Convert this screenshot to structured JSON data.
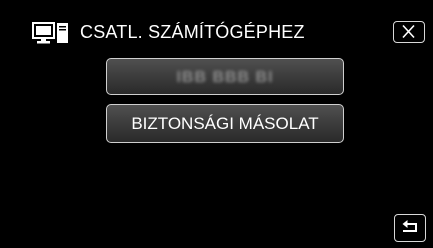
{
  "header": {
    "title": "CSATL. SZÁMÍTÓGÉPHEZ",
    "icon": "pc-connect-icon",
    "close_icon": "close-icon"
  },
  "menu": {
    "items": [
      {
        "label": "IBB BBB BI",
        "enabled": false
      },
      {
        "label": "BIZTONSÁGI MÁSOLAT",
        "enabled": true
      }
    ]
  },
  "footer": {
    "return_icon": "return-icon"
  },
  "colors": {
    "background": "#000000",
    "button_border": "#cfcfcf",
    "text": "#ffffff",
    "disabled_text": "#8a8a8a"
  }
}
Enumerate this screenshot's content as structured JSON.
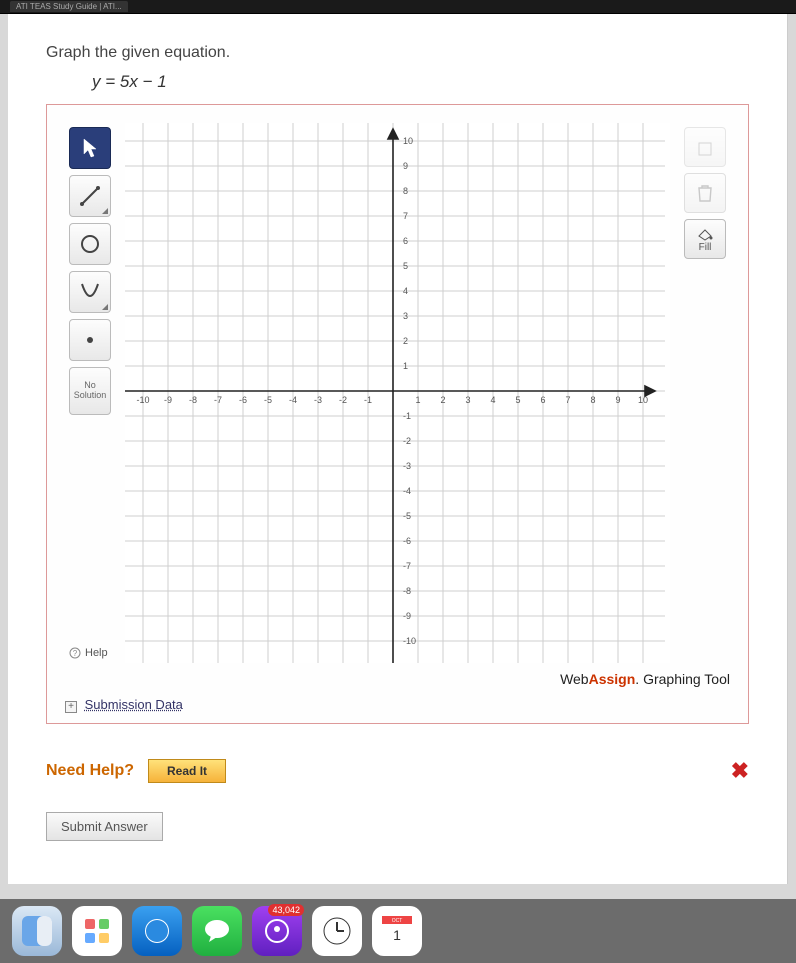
{
  "browser": {
    "tab1": "ATI TEAS Study Guide | ATI..."
  },
  "question": {
    "prompt": "Graph the given equation.",
    "equation": "y = 5x − 1"
  },
  "tools": {
    "left": [
      {
        "name": "select-tool",
        "label": "pointer",
        "selected": true
      },
      {
        "name": "line-tool",
        "label": "line"
      },
      {
        "name": "circle-tool",
        "label": "circle"
      },
      {
        "name": "parabola-tool",
        "label": "parabola"
      },
      {
        "name": "point-tool",
        "label": "point"
      },
      {
        "name": "no-solution-tool",
        "label_line1": "No",
        "label_line2": "Solution"
      }
    ],
    "right": {
      "fill_label": "Fill"
    },
    "help_label": "Help"
  },
  "chart_data": {
    "type": "scatter",
    "title": "",
    "xlabel": "",
    "ylabel": "",
    "xlim": [
      -10,
      10
    ],
    "ylim": [
      -10,
      10
    ],
    "x_ticks": [
      -10,
      -9,
      -8,
      -7,
      -6,
      -5,
      -4,
      -3,
      -2,
      -1,
      1,
      2,
      3,
      4,
      5,
      6,
      7,
      8,
      9,
      10
    ],
    "y_ticks": [
      -10,
      -9,
      -8,
      -7,
      -6,
      -5,
      -4,
      -3,
      -2,
      -1,
      1,
      2,
      3,
      4,
      5,
      6,
      7,
      8,
      9,
      10
    ],
    "series": []
  },
  "branding": {
    "web": "Web",
    "assign": "Assign",
    "suffix": ". Graphing Tool"
  },
  "submission": {
    "link_label": "Submission Data",
    "expand_glyph": "+"
  },
  "help": {
    "need_help": "Need Help?",
    "read_it": "Read It"
  },
  "status": {
    "marker": "✖"
  },
  "submit": {
    "label": "Submit Answer"
  },
  "dock": {
    "badge": "43,042"
  }
}
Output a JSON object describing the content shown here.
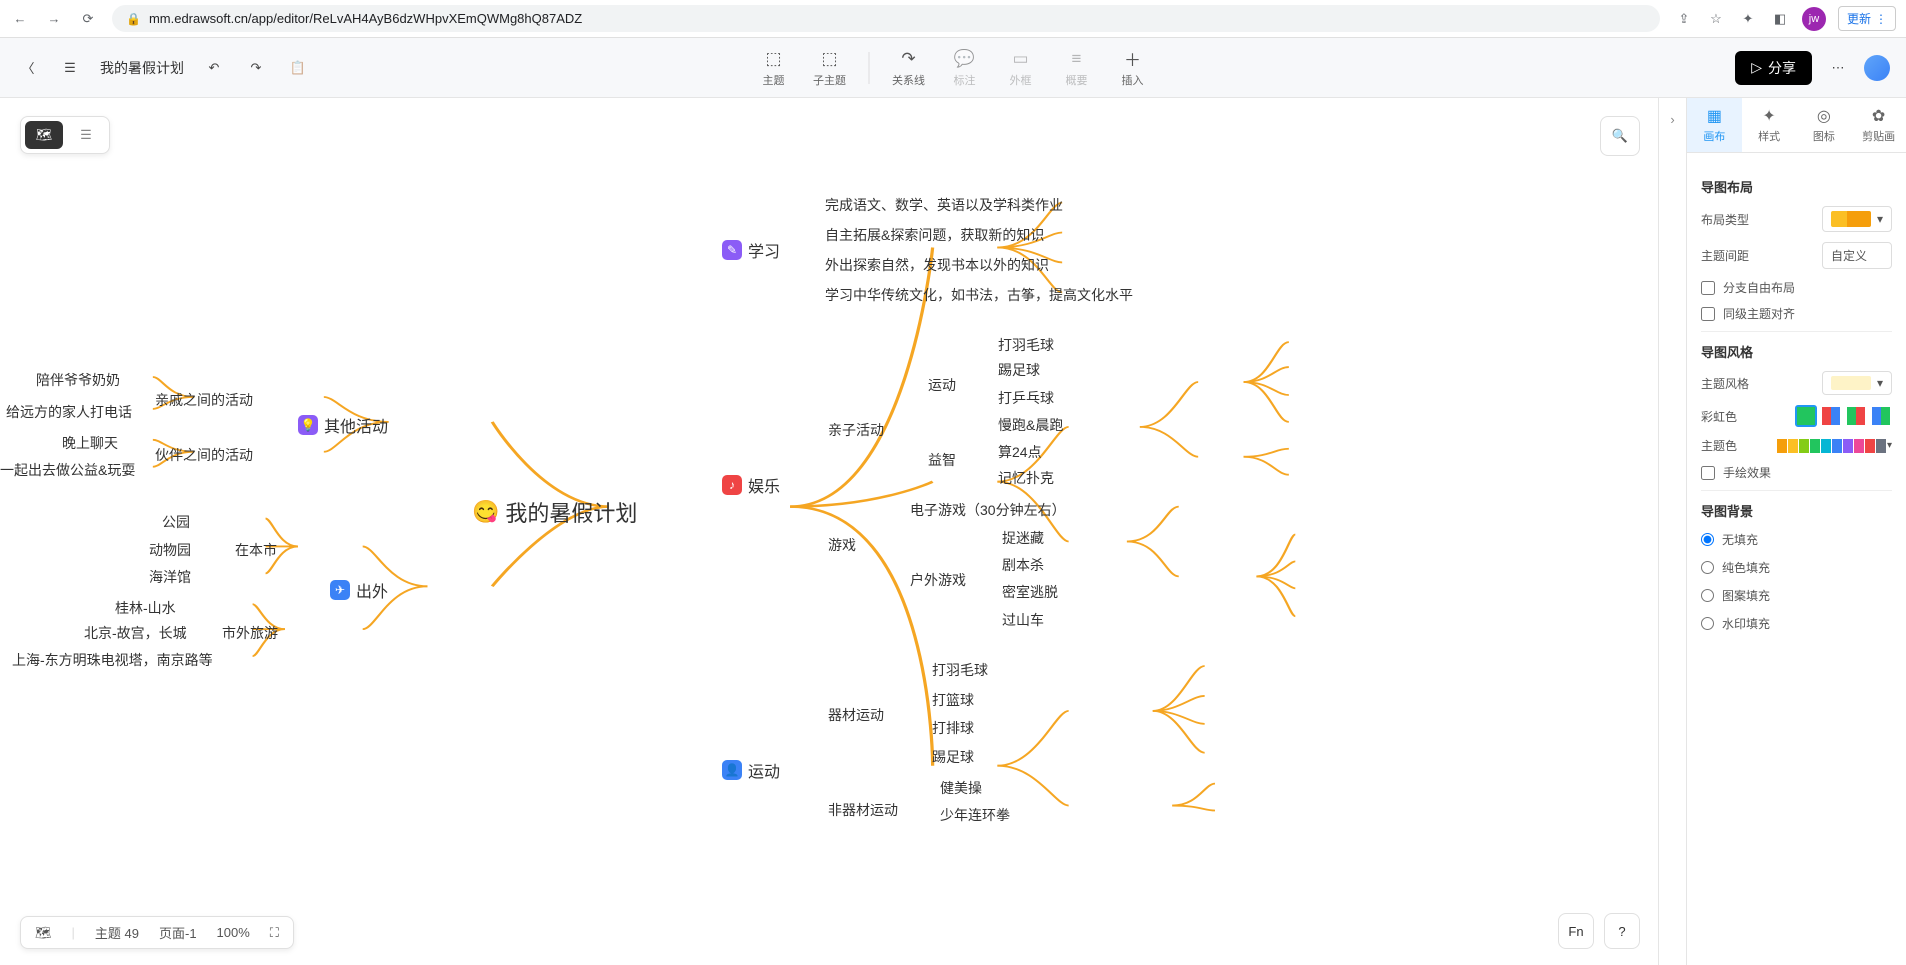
{
  "browser": {
    "url": "mm.edrawsoft.cn/app/editor/ReLvAH4AyB6dzWHpvXEmQWMg8hQ87ADZ",
    "avatar": "jw",
    "update": "更新"
  },
  "app": {
    "title": "我的暑假计划"
  },
  "toolbar": {
    "topic": "主题",
    "subtopic": "子主题",
    "relation": "关系线",
    "note": "标注",
    "frame": "外框",
    "summary": "概要",
    "insert": "插入"
  },
  "share": "分享",
  "status": {
    "topic_count": "主题 49",
    "page": "页面-1",
    "zoom": "100%"
  },
  "side_tabs": {
    "canvas": "画布",
    "style": "样式",
    "icon": "图标",
    "clipart": "剪贴画"
  },
  "panel": {
    "layout_title": "导图布局",
    "layout_type": "布局类型",
    "topic_spacing": "主题间距",
    "spacing_value": "自定义",
    "free_layout": "分支自由布局",
    "align_siblings": "同级主题对齐",
    "style_title": "导图风格",
    "theme_style": "主题风格",
    "rainbow": "彩虹色",
    "theme_color": "主题色",
    "hand_drawn": "手绘效果",
    "bg_title": "导图背景",
    "bg_none": "无填充",
    "bg_solid": "纯色填充",
    "bg_pattern": "图案填充",
    "bg_watermark": "水印填充"
  },
  "mindmap": {
    "root": "我的暑假计划",
    "right": [
      {
        "label": "学习",
        "color": "#8b5cf6",
        "children": [
          "完成语文、数学、英语以及学科类作业",
          "自主拓展&探索问题，获取新的知识",
          "外出探索自然，发现书本以外的知识",
          "学习中华传统文化，如书法，古筝，提高文化水平"
        ]
      },
      {
        "label": "娱乐",
        "color": "#ef4444",
        "children": [
          {
            "label": "亲子活动",
            "children": [
              {
                "label": "运动",
                "children": [
                  "打羽毛球",
                  "踢足球",
                  "打乒乓球",
                  "慢跑&晨跑"
                ]
              },
              {
                "label": "益智",
                "children": [
                  "算24点",
                  "记忆扑克"
                ]
              }
            ]
          },
          {
            "label": "游戏",
            "children": [
              "电子游戏（30分钟左右）",
              {
                "label": "户外游戏",
                "children": [
                  "捉迷藏",
                  "剧本杀",
                  "密室逃脱",
                  "过山车"
                ]
              }
            ]
          }
        ]
      },
      {
        "label": "运动",
        "color": "#3b82f6",
        "children": [
          {
            "label": "器材运动",
            "children": [
              "打羽毛球",
              "打篮球",
              "打排球",
              "踢足球"
            ]
          },
          {
            "label": "非器材运动",
            "children": [
              "健美操",
              "少年连环拳"
            ]
          }
        ]
      }
    ],
    "left": [
      {
        "label": "其他活动",
        "color": "#8b5cf6",
        "children": [
          {
            "label": "亲戚之间的活动",
            "children": [
              "陪伴爷爷奶奶",
              "给远方的家人打电话"
            ]
          },
          {
            "label": "伙伴之间的活动",
            "children": [
              "晚上聊天",
              "一起出去做公益&玩耍"
            ]
          }
        ]
      },
      {
        "label": "出外",
        "color": "#3b82f6",
        "children": [
          {
            "label": "在本市",
            "children": [
              "公园",
              "动物园",
              "海洋馆"
            ]
          },
          {
            "label": "市外旅游",
            "children": [
              "桂林-山水",
              "北京-故宫，长城",
              "上海-东方明珠电视塔，南京路等"
            ]
          }
        ]
      }
    ]
  },
  "theme_colors": [
    "#f59e0b",
    "#fbbf24",
    "#84cc16",
    "#22c55e",
    "#06b6d4",
    "#3b82f6",
    "#8b5cf6",
    "#ec4899",
    "#ef4444",
    "#6b7280"
  ]
}
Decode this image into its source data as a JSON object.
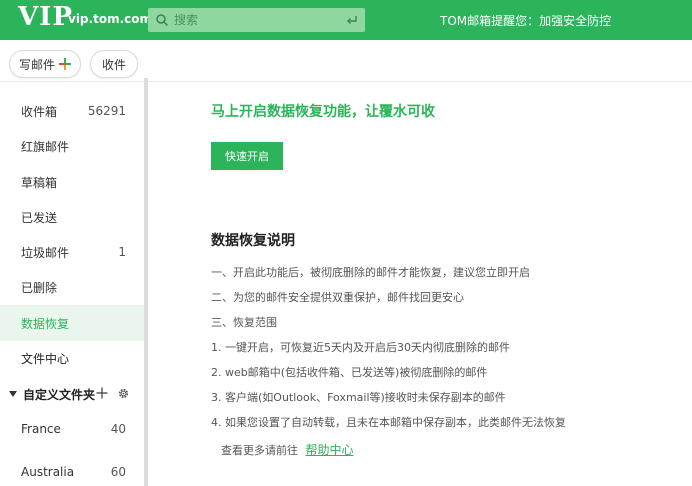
{
  "header": {
    "logo_text": "VIP",
    "domain": "vip.tom.com",
    "search_placeholder": "搜索",
    "notice": "TOM邮箱提醒您：加强安全防控",
    "colors": {
      "brand": "#2cb45a",
      "search_bg": "#8ed89f"
    }
  },
  "actions": {
    "compose_label": "写邮件",
    "receive_label": "收件"
  },
  "sidebar": {
    "items": [
      {
        "label": "收件箱",
        "count": "56291"
      },
      {
        "label": "红旗邮件",
        "count": ""
      },
      {
        "label": "草稿箱",
        "count": ""
      },
      {
        "label": "已发送",
        "count": ""
      },
      {
        "label": "垃圾邮件",
        "count": "1"
      },
      {
        "label": "已删除",
        "count": ""
      },
      {
        "label": "数据恢复",
        "count": "",
        "active": true
      },
      {
        "label": "文件中心",
        "count": ""
      }
    ],
    "custom_folders_label": "自定义文件夹",
    "folders": [
      {
        "label": "France",
        "count": "40"
      },
      {
        "label": "Australia",
        "count": "60"
      }
    ]
  },
  "main": {
    "promo_title": "马上开启数据恢复功能，让覆水可收",
    "quick_button": "快速开启",
    "section_title": "数据恢复说明",
    "lines": [
      "一、开启此功能后，被彻底删除的邮件才能恢复，建议您立即开启",
      "二、为您的邮件安全提供双重保护，邮件找回更安心",
      "三、恢复范围",
      "1. 一键开启，可恢复近5天内及开启后30天内彻底删除的邮件",
      "2. web邮箱中(包括收件箱、已发送等)被彻底删除的邮件",
      "3. 客户端(如Outlook、Foxmail等)接收时未保存副本的邮件",
      "4. 如果您设置了自动转载，且未在本邮箱中保存副本，此类邮件无法恢复"
    ],
    "help_prefix": "查看更多请前往",
    "help_link": "帮助中心"
  }
}
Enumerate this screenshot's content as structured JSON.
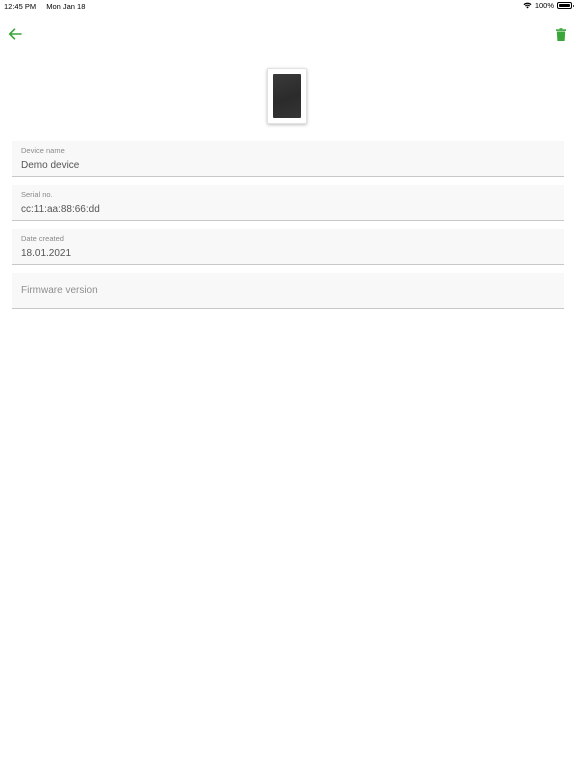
{
  "status_bar": {
    "time": "12:45 PM",
    "date": "Mon Jan 18",
    "battery": "100%"
  },
  "colors": {
    "accent": "#3aa53a"
  },
  "icons": {
    "back": "arrow-left-icon",
    "delete": "trash-icon",
    "device": "tablet-device-icon"
  },
  "fields": {
    "device_name": {
      "label": "Device name",
      "value": "Demo device"
    },
    "serial_no": {
      "label": "Serial no.",
      "value": "cc:11:aa:88:66:dd"
    },
    "date_created": {
      "label": "Date created",
      "value": "18.01.2021"
    },
    "firmware_version": {
      "placeholder": "Firmware version"
    }
  }
}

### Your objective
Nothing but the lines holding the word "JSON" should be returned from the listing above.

### Exercise result
Convert this screenshot to structured JSON data.
Enumerate this screenshot's content as structured JSON.
Output a JSON object describing the content shown here.
Decode this image into its source data as a JSON object.
Enumerate this screenshot's content as structured JSON.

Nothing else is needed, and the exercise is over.